#### WORK REQUIRED:
Select all lines holding the word "response" from the entries that follow.

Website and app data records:
++++++++++++++++++++

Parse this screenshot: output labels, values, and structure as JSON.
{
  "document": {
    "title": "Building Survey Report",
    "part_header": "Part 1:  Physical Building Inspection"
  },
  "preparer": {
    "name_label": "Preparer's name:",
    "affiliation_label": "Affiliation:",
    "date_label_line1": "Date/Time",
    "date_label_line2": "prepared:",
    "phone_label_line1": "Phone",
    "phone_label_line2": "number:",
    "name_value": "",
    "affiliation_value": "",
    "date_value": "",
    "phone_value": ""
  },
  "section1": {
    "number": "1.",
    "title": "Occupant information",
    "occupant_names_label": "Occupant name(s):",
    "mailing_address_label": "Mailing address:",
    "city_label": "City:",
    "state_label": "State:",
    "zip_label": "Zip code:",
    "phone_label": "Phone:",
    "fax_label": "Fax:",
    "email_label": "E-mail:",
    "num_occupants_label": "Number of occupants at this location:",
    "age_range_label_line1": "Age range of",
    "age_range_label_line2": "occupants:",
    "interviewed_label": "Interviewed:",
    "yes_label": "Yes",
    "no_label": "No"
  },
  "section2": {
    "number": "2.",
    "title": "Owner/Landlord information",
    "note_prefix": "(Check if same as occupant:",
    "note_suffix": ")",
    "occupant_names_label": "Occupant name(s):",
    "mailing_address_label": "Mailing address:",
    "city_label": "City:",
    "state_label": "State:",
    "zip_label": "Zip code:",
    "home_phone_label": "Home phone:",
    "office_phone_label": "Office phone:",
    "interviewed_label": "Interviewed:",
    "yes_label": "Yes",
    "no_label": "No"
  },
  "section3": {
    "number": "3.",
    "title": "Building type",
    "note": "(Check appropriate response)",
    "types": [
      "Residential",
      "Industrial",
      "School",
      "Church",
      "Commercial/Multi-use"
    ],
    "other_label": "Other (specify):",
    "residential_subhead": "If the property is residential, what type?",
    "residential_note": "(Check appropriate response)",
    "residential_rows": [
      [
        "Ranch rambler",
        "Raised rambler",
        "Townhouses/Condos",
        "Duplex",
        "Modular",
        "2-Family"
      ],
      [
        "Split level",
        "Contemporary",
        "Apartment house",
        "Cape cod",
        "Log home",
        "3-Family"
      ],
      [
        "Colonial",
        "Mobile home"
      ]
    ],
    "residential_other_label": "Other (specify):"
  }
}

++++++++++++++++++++

#### RESULT OF THE EXERCISE:
    "note": "(Check appropriate response)",
    "residential_note": "(Check appropriate response)",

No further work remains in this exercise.